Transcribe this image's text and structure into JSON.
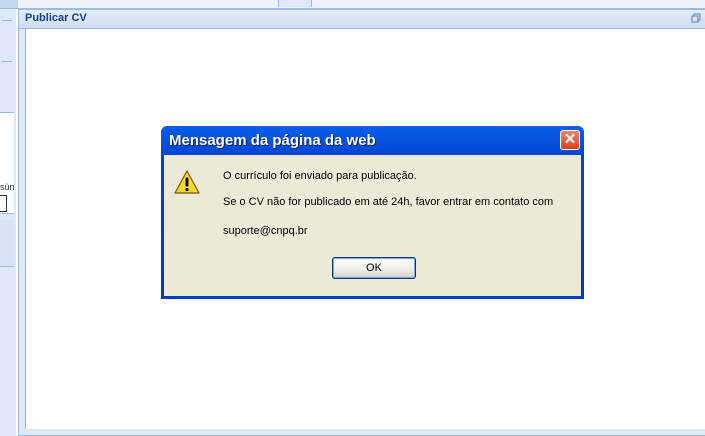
{
  "panel": {
    "title": "Publicar CV",
    "tool_icon": "restore-icon"
  },
  "background": {
    "left_label": "sün"
  },
  "dialog": {
    "title": "Mensagem da página da web",
    "close_label": "✕",
    "icon": "warning-icon",
    "line1": "O currículo foi enviado para publicação.",
    "line2": "Se o CV não for publicado em até 24h, favor entrar em contato com",
    "line3": "suporte@cnpq.br",
    "ok_label": "OK"
  }
}
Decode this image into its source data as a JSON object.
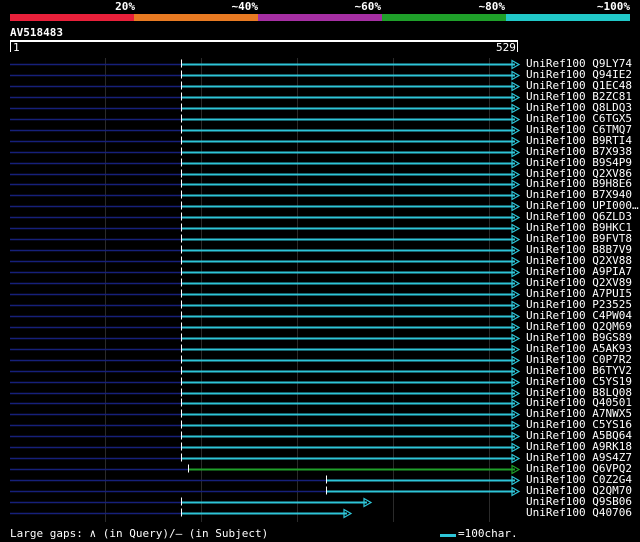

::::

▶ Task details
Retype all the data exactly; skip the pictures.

▶ Exercise solution
Transcribe this image's text and structure into JSON.
{
  "panel": {
    "title": "Publicar CV",
    "tool_icon": "restore-icon"
  },
  "background": {
    "left_label": "sün"
  },
  "dialog": {
    "title": "Mensagem da página da web",
    "close_label": "✕",
    "icon": "warning-icon",
    "line1": "O currículo foi enviado para publicação.",
    "line2": "Se o CV não for publicado em até 24h, favor entrar em contato com",
    "line3": "suporte@cnpq.br",
    "ok_label": "OK"
  }
}
Decode this image into its source data as a JSON object.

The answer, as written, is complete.